Hindsight is an exact science, as English humorist Guy Bellamy noted. In hindsight, it's hard to disagree that the past four decades' economic policy has delivered a nirvana state for global bond markets. After spiking the federal funds target rate to 20% in 1980 to vanquish 1970s' inflation, the key policy rate has completed its cyclical decline to zero in the aftermath of the global financial crisis. Bond yields have followed and now sit at their lowest levels in the post-World War II era.
Conveniently for bond investors, lowering rates has been the primary policy tool in achieving economic objectives such as maximum employment and economic growth during this run. This aligned bonds' total returns with the well-being of the broader economy.
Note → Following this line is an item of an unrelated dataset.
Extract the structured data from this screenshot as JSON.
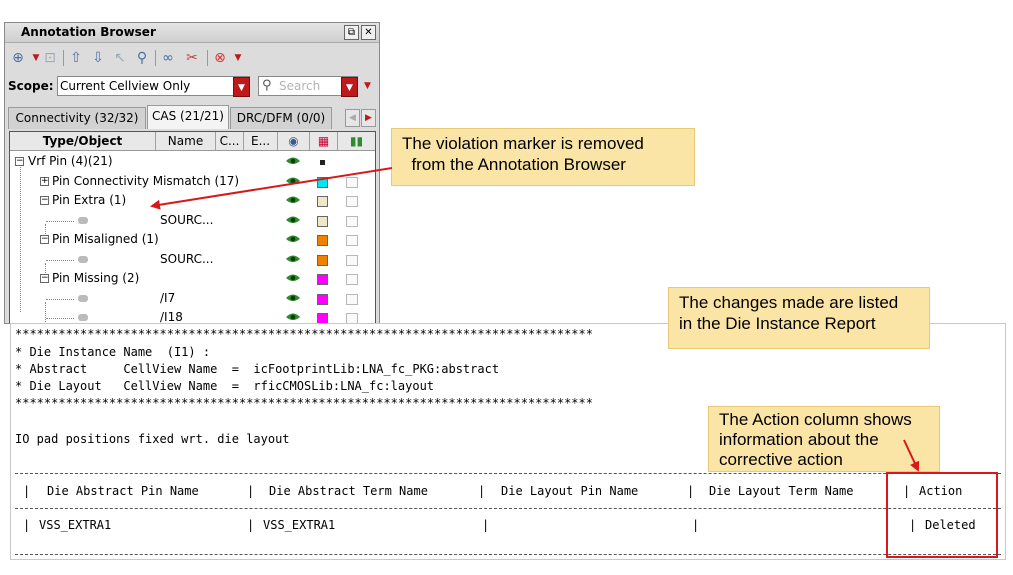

Now, however, after a decade where rates have been mostly stuck at zero, the backdrop for economic policy in the decade ahead looks totally different than prior iterations. Challenges include sluggish nominal growth, a return of inflation, an aging population and overhanging debt. Hindsight will reveal any shift in this alignment, and a change will seem obvious in retrospect. It's time for asset allocators to realize that this 40-year alignment between bonds and economic policy could have reached its turning point.
For the optimist hoping to witness the prolongation of the greatest bond bull market in history, the apparent path appears to run through a continued declining trend in interest rates. This scenario implies not only an extension of the downward pressure on yields out to further maturities, but also a likely movement of the U.S. Treasury yield curve into negative territory for the first time.
At first, this seems plausible. Many developed countries have already taken their yield curves negative over the past decade, and consensus so far suggests they have not met much harm. Markets have been willing to absorb bonds priced at negative yields: over $16 trillion of outstanding debt traded at negative yields by the end of 2020, according to a Bloomberg tracker. Having watched others take this first plunge, with the leap appearing safe, asset allocators might be complacent for what follows.